Research objects can boost citations by 25% on average. Why do research objects boost citations? Because you are putting individual elements of your research in a greater number of searchable resources, making your work even more discoverable. More discoverability can add up to more citations and other forms of impact.
Research objects can include various forms of information associated with your preprint, such as:
- Figures and tables
- Research datasets
- Videos and images
Major repositories for research objects include:
- Nature’s Protocol Exchange - An open repository for the deposition and sharing of protocols for scientific research.
- Figshare - An online open access repository where researchers can preserve and share their research outputs, including figures, datasets, images, and videos.
- Harvard Dataverse - An online repository where users can share, preserve, cite, explore, and analyze research data.
- Mendeley Data - a secure cloud-based repository where data can be stored, shared, accessed and cited.
- DRYAD - Open-source, community-led data curation, publishing, and preservation platform for publicly available (Creative Commons) research data
- OSF - a free and open source project management tool that includes a repository for figures, data, and other information.
- Vivli - An independent, non-profit global data-sharing and analytics platform whose focus is sharing “participant level data from completed clinical trials to serve the international research community.”
- Zenodo - Managed by the CERN Data Centre, this open science repository for High Energy Physics preserves “the largest scientific datasets in the world.”
Research objects promote more than your research. They promote open science, which not only adds transparency for your work but credibility for you and your institution.
Promote your preprint through social media
Social media is an excellent tool for communicating your research to colleagues, enthusiasts, the media, activists, and other audiences among the public at large.
Social media outlets used by academics
If you’re looking to build citations for your preprint, academic social media channels are extremely beneficial for you. They are a direct line to researchers - either within or connected to your field. These specialized platforms make it easy to join, connect, and stay up-to-date with research in the fields of your choice.
- Academia.edu - Currently the largest of the academic social networks, with more than 183 million registered users.

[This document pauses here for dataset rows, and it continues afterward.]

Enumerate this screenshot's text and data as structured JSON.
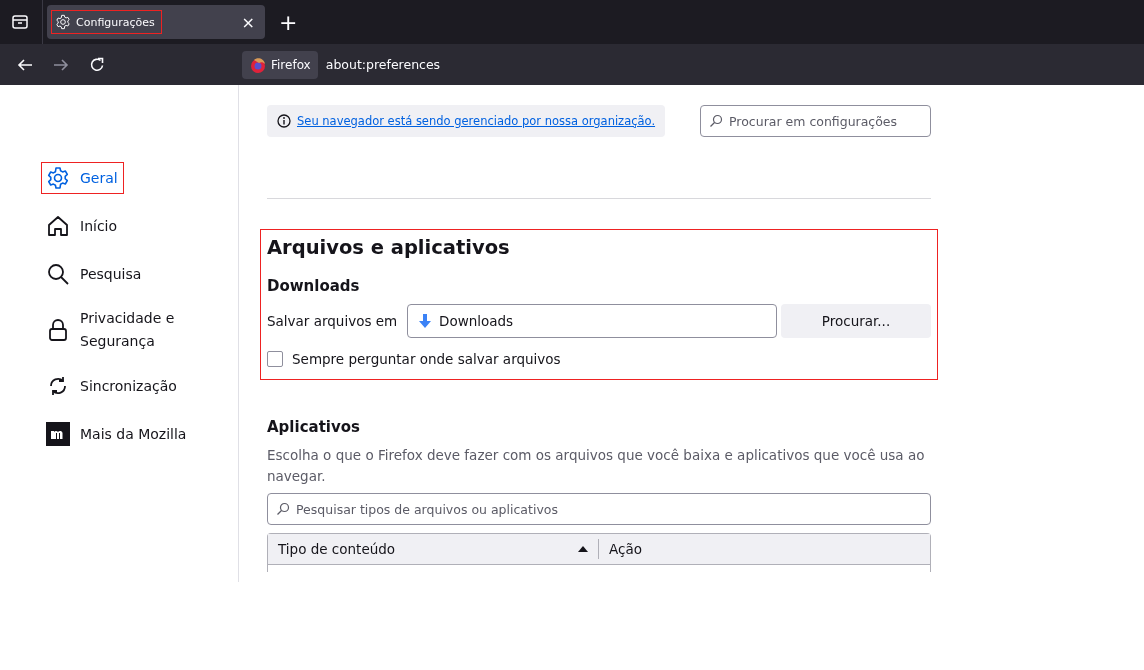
{
  "tab_bar": {
    "tabs": [
      {
        "title": "Configurações",
        "selected": true,
        "highlighted": true,
        "close": "×"
      }
    ],
    "new_tab": "+"
  },
  "nav_bar": {
    "identity": "Firefox",
    "url": "about:preferences"
  },
  "sidebar": {
    "items": [
      {
        "label": "Geral",
        "kind": "gear",
        "selected": true,
        "highlighted": true
      },
      {
        "label": "Início",
        "kind": "home",
        "selected": false,
        "highlighted": false
      },
      {
        "label": "Pesquisa",
        "kind": "search",
        "selected": false,
        "highlighted": false
      },
      {
        "label": "Privacidade e Segurança",
        "kind": "lock",
        "selected": false,
        "highlighted": false
      },
      {
        "label": "Sincronização",
        "kind": "sync",
        "selected": false,
        "highlighted": false
      },
      {
        "label": "Mais da Mozilla",
        "kind": "mozilla",
        "selected": false,
        "highlighted": false
      }
    ]
  },
  "policy_notice": "Seu navegador está sendo gerenciado por nossa organização.",
  "search": {
    "placeholder": "Procurar em configurações"
  },
  "files_section": {
    "title": "Arquivos e aplicativos",
    "highlighted": true,
    "subtitle": "Downloads",
    "save_label": "Salvar arquivos em",
    "save_folder": "Downloads",
    "browse_button": "Procurar...",
    "always_ask": {
      "label": "Sempre perguntar onde salvar arquivos",
      "checked": false
    }
  },
  "apps_section": {
    "title": "Aplicativos",
    "description": "Escolha o que o Firefox deve fazer com os arquivos que você baixa e aplicativos que você usa ao navegar.",
    "search": {
      "placeholder": "Pesquisar tipos de arquivos ou aplicativos"
    },
    "table": {
      "columns": [
        {
          "label": "Tipo de conteúdo",
          "sorted": true
        },
        {
          "label": "Ação",
          "sorted": false
        }
      ]
    }
  }
}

- ResearchGate - Boasts more than 20 million registered users and more than 135 million publication pages.
- Researcher - This app-based platform is followed by 2.3 million users, who can access more than 19,000 research sources, such as peer-reviewed journals, preprints, blogs, universities, podcasts and live events.
- Mendeley - An Elsevier subsidiary with more than 6 million users, who can join public or private groups for networking purposes.
Traditional social media outlets
Researchers can use traditional social media outlets to share their preprints with a broader range of audiences that might take interest in your research. These can be industry professionals, interest groups, citizen scientists, friends, and the media. The following channels are more commonly used.
- LinkedIn - A networking platform for professionals (as well as academics) who might take interest in your work.
- Twitter - An excellent platform for sharing research and ideas - as well as connecting the community around a research topic of the day.
- Instagram - The perfect platform for plant pathologists, ecologists, and other researchers who have eye-catching photos or videos.
- Facebook - Facebook tends to be more of a ‘friends and family’ social media outlet. However, this platform is excellent for disseminating your research to large audiences. The key is to join the right interest groups, as anyone in those groups has the potential to see your posts.
Recently posted a preprint or published your research? Research Square, offers a variety of research promotion services to make an impact with the research community and beyond.